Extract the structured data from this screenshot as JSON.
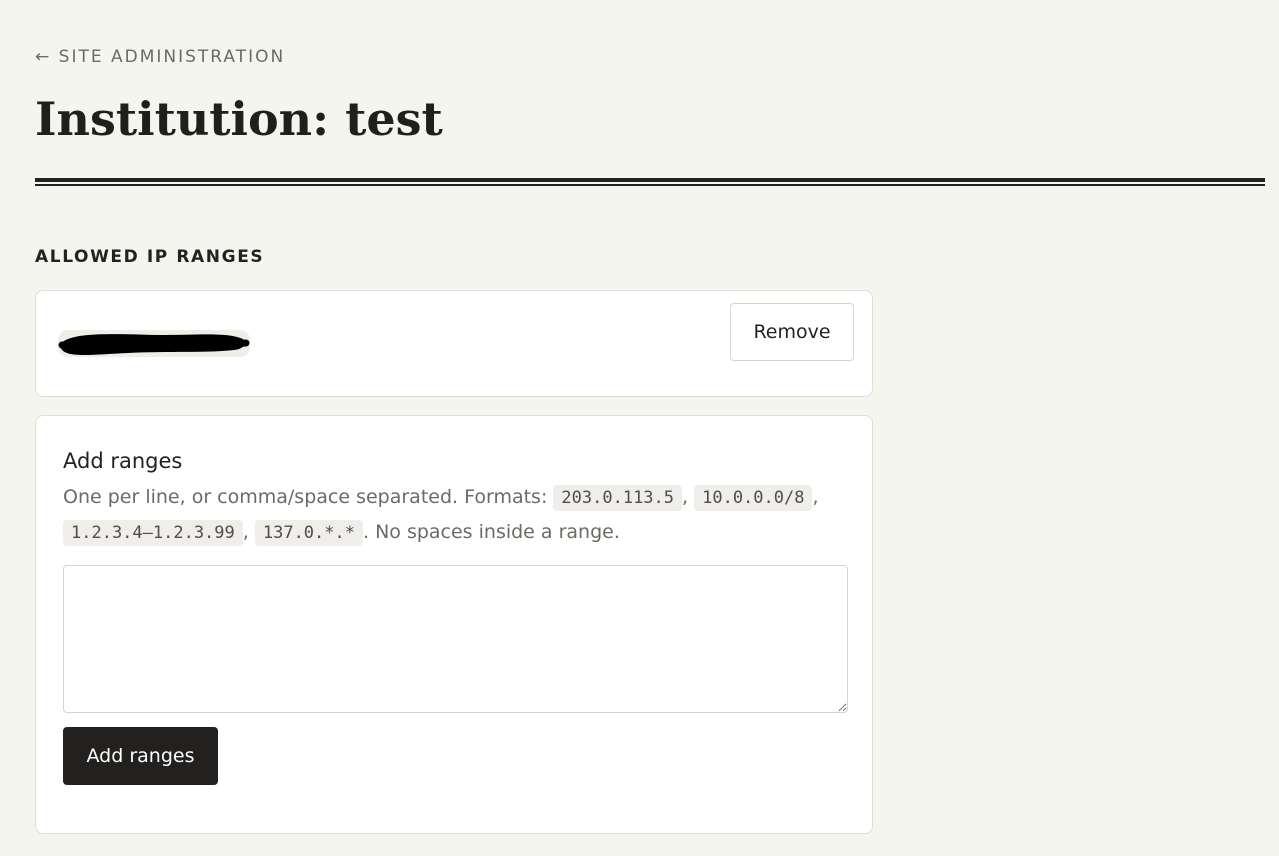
{
  "header": {
    "back_arrow": "←",
    "back_label": "SITE ADMINISTRATION",
    "title": "Institution: test"
  },
  "allowed_ranges": {
    "heading": "ALLOWED IP RANGES",
    "items": [
      {
        "value": "",
        "redacted": true,
        "remove_label": "Remove"
      }
    ]
  },
  "add_form": {
    "title": "Add ranges",
    "help_intro": "One per line, or comma/space separated. Formats:",
    "formats": [
      "203.0.113.5",
      "10.0.0.0/8",
      "1.2.3.4–1.2.3.99",
      "137.0.*.*"
    ],
    "help_outro": ". No spaces inside a range.",
    "input_value": "",
    "input_placeholder": "",
    "submit_label": "Add ranges"
  },
  "colors": {
    "background": "#f5f5f0",
    "card": "#ffffff",
    "text": "#222220",
    "muted": "#6b6a64",
    "primary_button": "#22211f"
  }
}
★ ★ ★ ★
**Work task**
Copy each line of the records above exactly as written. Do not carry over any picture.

**Answer to the problem**
Extract the structured data from this screenshot as JSON.
{
  "header": {
    "back_arrow": "←",
    "back_label": "SITE ADMINISTRATION",
    "title": "Institution: test"
  },
  "allowed_ranges": {
    "heading": "ALLOWED IP RANGES",
    "items": [
      {
        "value": "",
        "redacted": true,
        "remove_label": "Remove"
      }
    ]
  },
  "add_form": {
    "title": "Add ranges",
    "help_intro": "One per line, or comma/space separated. Formats:",
    "formats": [
      "203.0.113.5",
      "10.0.0.0/8",
      "1.2.3.4–1.2.3.99",
      "137.0.*.*"
    ],
    "help_outro": ". No spaces inside a range.",
    "input_value": "",
    "input_placeholder": "",
    "submit_label": "Add ranges"
  },
  "colors": {
    "background": "#f5f5f0",
    "card": "#ffffff",
    "text": "#222220",
    "muted": "#6b6a64",
    "primary_button": "#22211f"
  }
}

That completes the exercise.